As survivors grow older there are particular end-of-life issues. Helping aging survivors maintain their independence as long as possible by providing support services at home not only offers realistic alternatives to institutional care, but also helps to minimise their fears of being incarcerated again as they were in the death camps. Myra looks in detail at the possible triggers for the re-emergence of traumatic memory in later life, such as periods of ill health, retirement and bereavement. She offers clear, practical and informative advice on how to respond in ways that contain the survivors re-emerging fears. She also offers excellent guidelines to facilitators in other settings, such as social and health services. She alerts them of the dangers of assuming they know how to respond based on their past work experience. She gently guides them in how to deal with contentious issues and how to listen in non–judgmental ways to survivors.
Having trained and worked as a social worker, Myra understands the practical as well as the emotional and spiritual needs of survivors as they get closer to the end of life. She encourages the use of what she calls “an eclectic toolbox of conventional and non-conventional approaches (p.P226),” including complimentary medicine, movement therapies and touch massage. Her wide-ranging approach led to the establishment of the Survivor Assistance Office, to supplement the work of the Drop-In Centre. The book clearly reflects how its author leaves no stone unturned in her quest to bring comfort and hope to the survivors with whom she is working.
Myra also sees the end of life as an opportunity to help survivors transmit their past memories and life histories to future generations, especially to young people. Her imaginative intergenerational programs help give the survivors a sense that they will not be forgotten when they die. In my experience, this helps survivors let go of life more peacefully. Dealing with the survivors’ legacy is a crucial aspect of the Centre’s work.

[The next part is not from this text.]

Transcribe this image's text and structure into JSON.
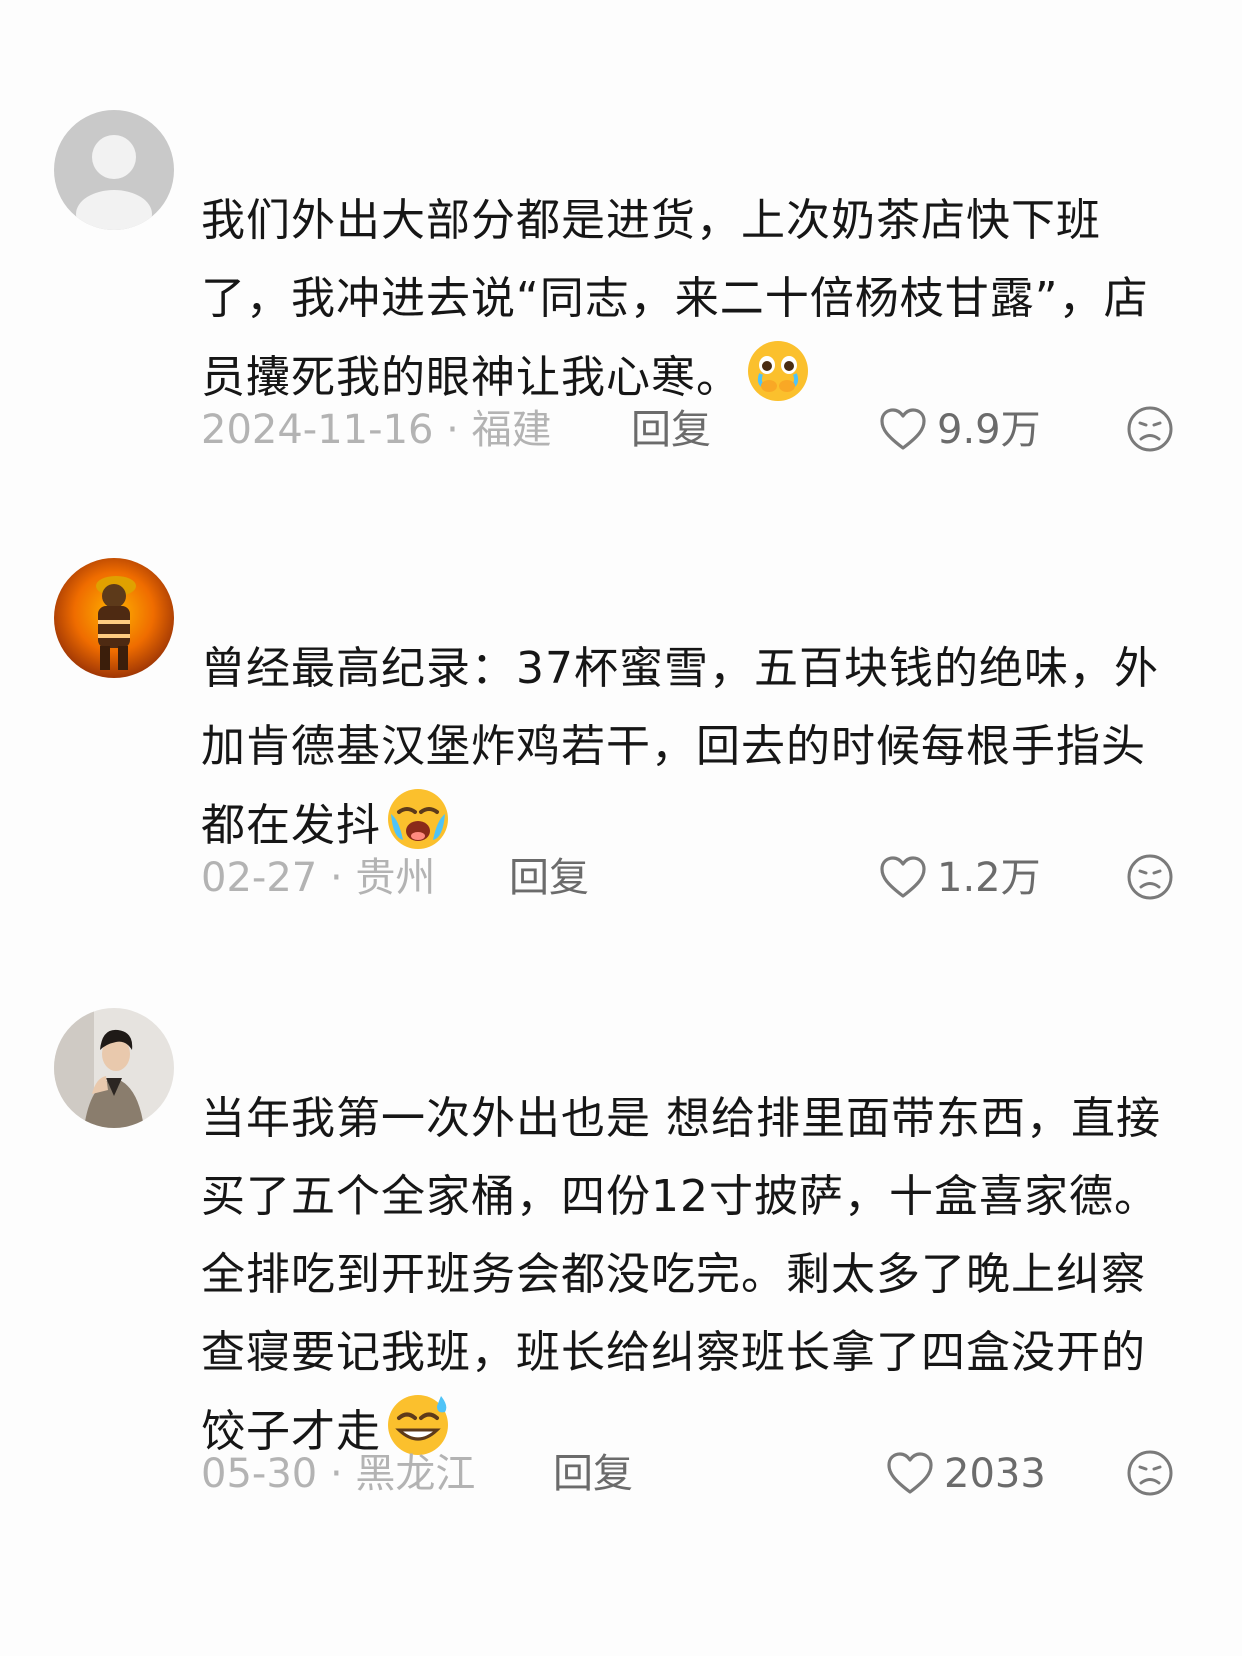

Myra concludes that recovering from genocidal trauma is a slow and often long-term process. Throughout her book, Myra shows that there are no short cuts to healing. The wounds never fully heal, but they do not have to fester as before. For so many years Myra has been providing a safe and caring environment to survivors. At the core of her work is her humanity and her positive belief that change is possible, no matter how late in life. I have no doubt that there are many survivors who feel their lives have been enriched from the services Myra has created over so many years. For others, they may feel that these services helped save them from the abyss of despair when their traumatic memories returned. I would strongly recommend this uplifting book as essential reading for anyone working with survivors of genocidal trauma. Her inspirational work documented in this book gives her the recognition she richly deserves.